BEGIN
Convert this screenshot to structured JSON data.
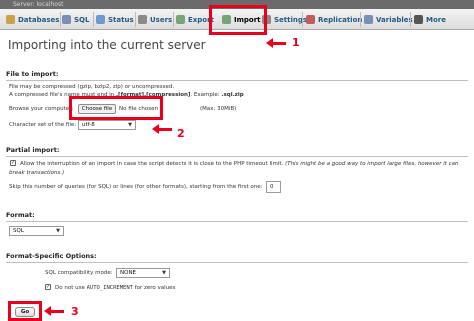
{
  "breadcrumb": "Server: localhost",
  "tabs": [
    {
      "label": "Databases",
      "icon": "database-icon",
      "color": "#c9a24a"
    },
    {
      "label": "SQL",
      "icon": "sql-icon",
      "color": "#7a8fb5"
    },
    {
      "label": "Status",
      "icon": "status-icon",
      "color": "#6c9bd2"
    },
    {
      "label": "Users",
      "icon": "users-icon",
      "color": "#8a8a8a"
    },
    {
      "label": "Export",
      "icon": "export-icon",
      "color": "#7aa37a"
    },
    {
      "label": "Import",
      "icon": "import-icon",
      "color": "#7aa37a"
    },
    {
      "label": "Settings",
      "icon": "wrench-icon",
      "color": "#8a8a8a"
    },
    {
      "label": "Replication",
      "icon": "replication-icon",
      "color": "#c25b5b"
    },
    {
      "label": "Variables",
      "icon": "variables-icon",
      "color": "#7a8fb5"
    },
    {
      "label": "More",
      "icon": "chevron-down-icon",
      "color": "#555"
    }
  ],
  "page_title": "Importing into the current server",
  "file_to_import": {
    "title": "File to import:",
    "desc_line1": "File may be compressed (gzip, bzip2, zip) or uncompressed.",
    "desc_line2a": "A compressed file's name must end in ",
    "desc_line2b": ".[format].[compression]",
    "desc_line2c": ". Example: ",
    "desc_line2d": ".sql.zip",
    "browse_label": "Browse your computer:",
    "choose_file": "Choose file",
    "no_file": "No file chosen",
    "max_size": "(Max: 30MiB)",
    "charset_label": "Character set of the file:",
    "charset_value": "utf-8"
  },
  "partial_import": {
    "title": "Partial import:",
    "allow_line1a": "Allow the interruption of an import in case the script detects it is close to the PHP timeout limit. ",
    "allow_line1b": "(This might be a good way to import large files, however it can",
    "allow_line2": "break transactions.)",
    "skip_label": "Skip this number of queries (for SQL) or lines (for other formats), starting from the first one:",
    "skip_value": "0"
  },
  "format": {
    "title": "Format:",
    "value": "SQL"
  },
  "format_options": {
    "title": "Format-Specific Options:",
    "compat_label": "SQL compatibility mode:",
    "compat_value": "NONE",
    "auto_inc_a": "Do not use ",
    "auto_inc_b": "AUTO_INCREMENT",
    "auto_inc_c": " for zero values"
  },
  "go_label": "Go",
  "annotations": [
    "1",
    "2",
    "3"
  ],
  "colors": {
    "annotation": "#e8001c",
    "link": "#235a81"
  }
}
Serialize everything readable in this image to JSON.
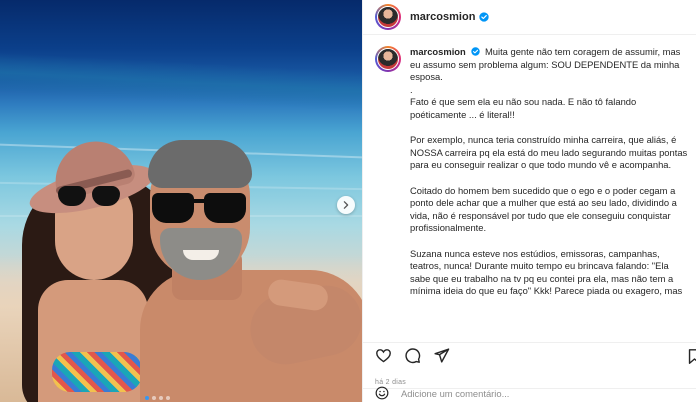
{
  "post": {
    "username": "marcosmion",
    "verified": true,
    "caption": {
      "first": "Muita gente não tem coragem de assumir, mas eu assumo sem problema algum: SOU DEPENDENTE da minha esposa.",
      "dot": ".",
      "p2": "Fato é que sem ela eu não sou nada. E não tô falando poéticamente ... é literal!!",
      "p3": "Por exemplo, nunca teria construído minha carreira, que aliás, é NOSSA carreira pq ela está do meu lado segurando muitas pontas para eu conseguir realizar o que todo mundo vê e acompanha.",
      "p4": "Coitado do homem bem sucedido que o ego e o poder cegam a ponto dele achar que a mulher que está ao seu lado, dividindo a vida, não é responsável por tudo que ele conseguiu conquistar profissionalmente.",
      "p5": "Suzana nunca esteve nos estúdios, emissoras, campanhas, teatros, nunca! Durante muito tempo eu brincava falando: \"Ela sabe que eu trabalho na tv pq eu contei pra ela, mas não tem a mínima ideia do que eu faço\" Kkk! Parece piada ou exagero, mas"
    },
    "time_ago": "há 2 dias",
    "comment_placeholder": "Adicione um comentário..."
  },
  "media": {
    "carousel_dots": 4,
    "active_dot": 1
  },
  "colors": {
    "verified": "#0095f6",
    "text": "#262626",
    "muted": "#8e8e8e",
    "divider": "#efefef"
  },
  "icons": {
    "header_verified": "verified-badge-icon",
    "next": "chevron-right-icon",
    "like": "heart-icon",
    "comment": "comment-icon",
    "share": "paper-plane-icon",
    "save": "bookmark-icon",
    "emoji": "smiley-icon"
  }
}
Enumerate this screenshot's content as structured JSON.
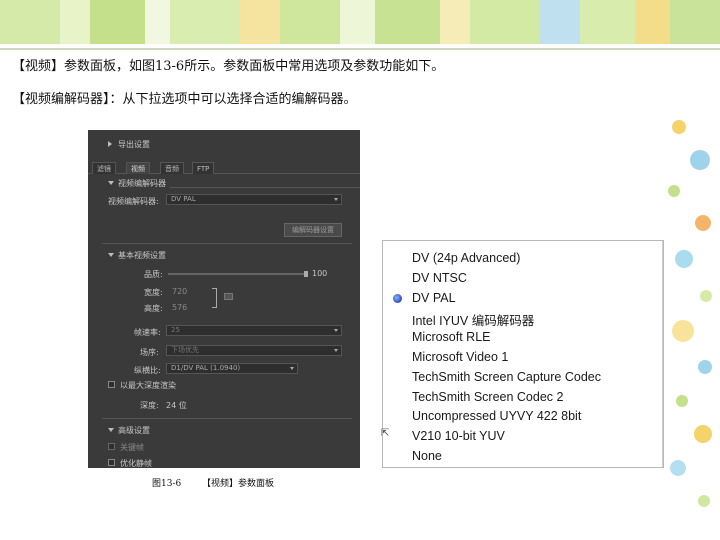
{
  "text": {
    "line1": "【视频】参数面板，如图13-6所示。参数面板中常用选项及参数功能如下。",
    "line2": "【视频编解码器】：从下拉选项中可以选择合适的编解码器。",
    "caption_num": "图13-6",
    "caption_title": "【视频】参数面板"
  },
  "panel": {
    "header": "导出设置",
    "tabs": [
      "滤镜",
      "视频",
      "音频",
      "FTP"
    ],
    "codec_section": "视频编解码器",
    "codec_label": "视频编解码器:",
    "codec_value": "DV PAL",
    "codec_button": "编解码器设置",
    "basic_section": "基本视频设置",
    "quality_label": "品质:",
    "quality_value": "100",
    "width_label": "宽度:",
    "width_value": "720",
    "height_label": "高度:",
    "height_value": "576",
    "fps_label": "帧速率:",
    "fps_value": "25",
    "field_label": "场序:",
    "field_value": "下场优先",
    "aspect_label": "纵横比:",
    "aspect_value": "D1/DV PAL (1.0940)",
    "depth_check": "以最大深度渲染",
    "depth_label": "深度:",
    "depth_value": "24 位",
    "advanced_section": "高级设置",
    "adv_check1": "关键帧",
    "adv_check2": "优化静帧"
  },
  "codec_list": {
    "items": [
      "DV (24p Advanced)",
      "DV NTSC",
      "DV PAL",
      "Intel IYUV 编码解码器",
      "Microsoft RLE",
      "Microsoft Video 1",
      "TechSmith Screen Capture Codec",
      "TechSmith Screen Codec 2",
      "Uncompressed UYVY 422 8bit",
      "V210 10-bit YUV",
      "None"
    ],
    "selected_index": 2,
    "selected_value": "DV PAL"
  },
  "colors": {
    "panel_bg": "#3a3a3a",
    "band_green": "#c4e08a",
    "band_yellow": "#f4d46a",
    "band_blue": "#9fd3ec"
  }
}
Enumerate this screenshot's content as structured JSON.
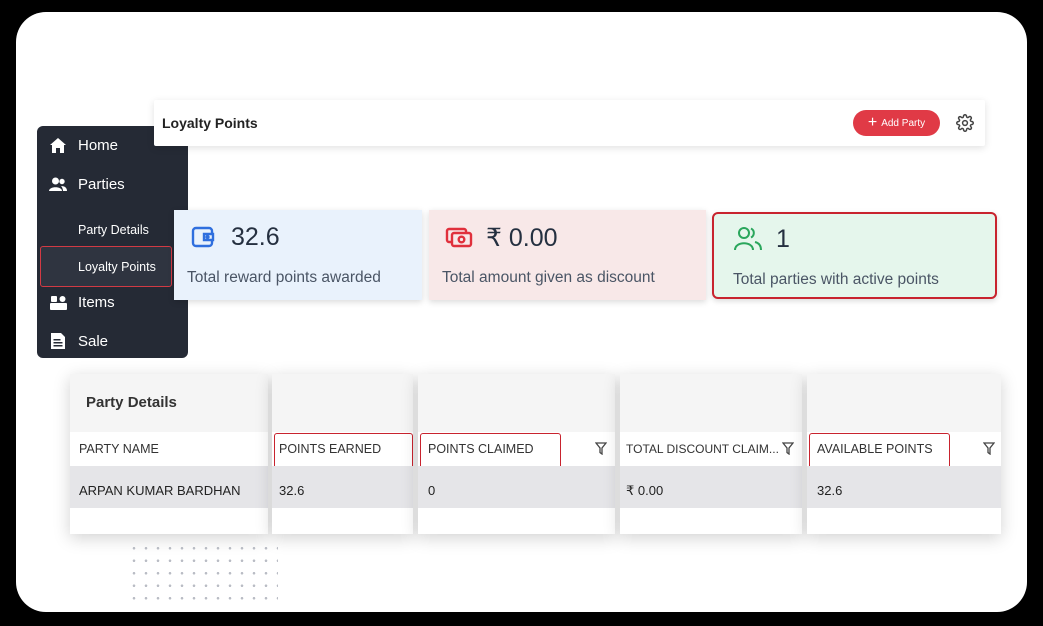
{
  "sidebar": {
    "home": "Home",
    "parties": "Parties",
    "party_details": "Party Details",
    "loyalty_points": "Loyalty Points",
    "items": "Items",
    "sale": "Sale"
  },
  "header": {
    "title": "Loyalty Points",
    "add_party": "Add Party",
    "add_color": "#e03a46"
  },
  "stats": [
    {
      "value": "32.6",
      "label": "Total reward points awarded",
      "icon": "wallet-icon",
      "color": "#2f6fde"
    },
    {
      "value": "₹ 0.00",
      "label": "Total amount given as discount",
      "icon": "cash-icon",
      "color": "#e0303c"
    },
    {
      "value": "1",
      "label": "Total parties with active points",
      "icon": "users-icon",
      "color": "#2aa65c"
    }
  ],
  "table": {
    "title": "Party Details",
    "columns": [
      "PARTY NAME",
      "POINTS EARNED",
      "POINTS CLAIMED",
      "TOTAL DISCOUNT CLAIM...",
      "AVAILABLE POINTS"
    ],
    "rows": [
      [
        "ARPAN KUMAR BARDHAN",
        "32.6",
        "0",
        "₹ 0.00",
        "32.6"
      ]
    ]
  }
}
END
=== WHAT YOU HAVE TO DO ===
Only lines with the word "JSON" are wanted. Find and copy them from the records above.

=== OUTPUT FOR THIS TASK ===
Convert this screenshot to structured JSON data.
Serialize everything readable in this image to JSON.
Enumerate this screenshot's content as structured JSON.
Enumerate this screenshot's content as structured JSON.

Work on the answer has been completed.